It's no fluke that Wisconsin beat the Spartans, Buckeyes and Boilermakers at the Kohl Center but lost to all three of them on the road. It's also no fluke that UW beat Duke this season in Madison, but got blown out at Cameron Indoor Stadium two years ago.

So how does Bo take the next step? Well, it comes down to the same thing I wrote about before the Badgers played their first game this season: recruiting. At some point, Wisconsin just needs guys that can simply put the ball in the basket.

And you might say, "But Adam, it's not like UNLV, Davidson and Cornell were loaded with five-star recruits."
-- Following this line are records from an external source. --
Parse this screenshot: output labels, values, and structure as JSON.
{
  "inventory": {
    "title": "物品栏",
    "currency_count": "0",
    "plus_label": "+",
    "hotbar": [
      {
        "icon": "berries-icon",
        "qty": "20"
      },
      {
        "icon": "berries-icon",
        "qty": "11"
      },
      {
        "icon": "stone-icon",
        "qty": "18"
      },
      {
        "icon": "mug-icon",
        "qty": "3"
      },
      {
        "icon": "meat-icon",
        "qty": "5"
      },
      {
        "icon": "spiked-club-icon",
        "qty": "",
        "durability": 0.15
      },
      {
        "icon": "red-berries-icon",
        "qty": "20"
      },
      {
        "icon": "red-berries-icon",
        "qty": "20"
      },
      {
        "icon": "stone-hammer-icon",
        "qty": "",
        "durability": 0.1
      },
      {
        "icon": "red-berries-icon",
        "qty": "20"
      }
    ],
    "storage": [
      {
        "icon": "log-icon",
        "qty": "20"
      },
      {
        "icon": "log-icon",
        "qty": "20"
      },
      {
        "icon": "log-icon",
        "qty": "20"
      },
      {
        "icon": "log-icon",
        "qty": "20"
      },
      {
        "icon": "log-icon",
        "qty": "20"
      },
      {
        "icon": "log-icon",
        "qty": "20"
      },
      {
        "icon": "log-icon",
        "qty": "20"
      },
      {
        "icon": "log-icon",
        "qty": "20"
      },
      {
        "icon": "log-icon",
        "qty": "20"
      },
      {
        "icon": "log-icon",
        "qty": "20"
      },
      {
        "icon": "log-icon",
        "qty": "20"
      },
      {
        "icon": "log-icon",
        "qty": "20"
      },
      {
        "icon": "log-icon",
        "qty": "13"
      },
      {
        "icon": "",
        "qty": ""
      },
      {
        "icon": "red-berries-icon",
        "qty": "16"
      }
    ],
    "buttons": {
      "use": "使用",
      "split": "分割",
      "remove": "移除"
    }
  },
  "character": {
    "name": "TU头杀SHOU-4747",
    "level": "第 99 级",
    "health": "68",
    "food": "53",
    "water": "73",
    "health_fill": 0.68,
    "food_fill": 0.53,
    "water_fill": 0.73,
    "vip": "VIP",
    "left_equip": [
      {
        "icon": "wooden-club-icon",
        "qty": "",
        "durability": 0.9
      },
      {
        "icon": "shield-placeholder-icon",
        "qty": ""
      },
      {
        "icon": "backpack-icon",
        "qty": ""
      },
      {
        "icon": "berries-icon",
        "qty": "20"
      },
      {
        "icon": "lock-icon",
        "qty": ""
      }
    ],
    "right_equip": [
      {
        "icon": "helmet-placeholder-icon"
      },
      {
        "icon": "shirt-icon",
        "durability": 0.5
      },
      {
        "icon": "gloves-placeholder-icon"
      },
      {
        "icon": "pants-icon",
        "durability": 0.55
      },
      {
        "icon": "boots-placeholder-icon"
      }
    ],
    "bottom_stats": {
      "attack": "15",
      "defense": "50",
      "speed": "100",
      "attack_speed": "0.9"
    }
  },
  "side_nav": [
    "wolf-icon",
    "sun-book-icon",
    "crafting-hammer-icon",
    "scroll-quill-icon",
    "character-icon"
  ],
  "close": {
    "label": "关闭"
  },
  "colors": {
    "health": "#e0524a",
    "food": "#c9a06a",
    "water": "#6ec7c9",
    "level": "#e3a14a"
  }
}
My response to that is, "Yeah, that's why they didn't make the Final Four either." (We'll see about Cornell, which by the way is a more complete team than both UNLV and Davidson, but I would still be surprised if they can get by Kentucky and West Virginia.)

The bottomline is that Bo Ryan has won the Big Ten, he's won the Big Ten Tournament, he's made the Elite Eight and he puts a competitive team on the floor year in and year out. But here we are again talking about a team that fell short of the Final Four.

It's hard to say this was an unsuccessful season, but there is zero hardware to show for it -- not even a Maui Invitational championship trophy. There's no doubt this year's team was better than last year's, but when it comes down to it, neither team won the Big Ten, both lost in the first round of the conference tournament and both lost in the second round of the NCAA Tournament.

So what's the difference? Not much.

Next year, Jon Leuer will return as a pre-season All-American candidate and Jordan Taylor takes over an offense with a chance to become the best point guard in the league. But UW will once again have major holes to fill and right now it's hard to argue that those holes will be filled with players capable of making the Badgers a Final Four team.

Could Wisconsin be good enough to win the Big Ten next year? Yes. Should they stretch UW's NCAA Tournament appearance streak to 13? Yes. But will they be good enough to make a Final Four run?

Well, there's a lot of work to do.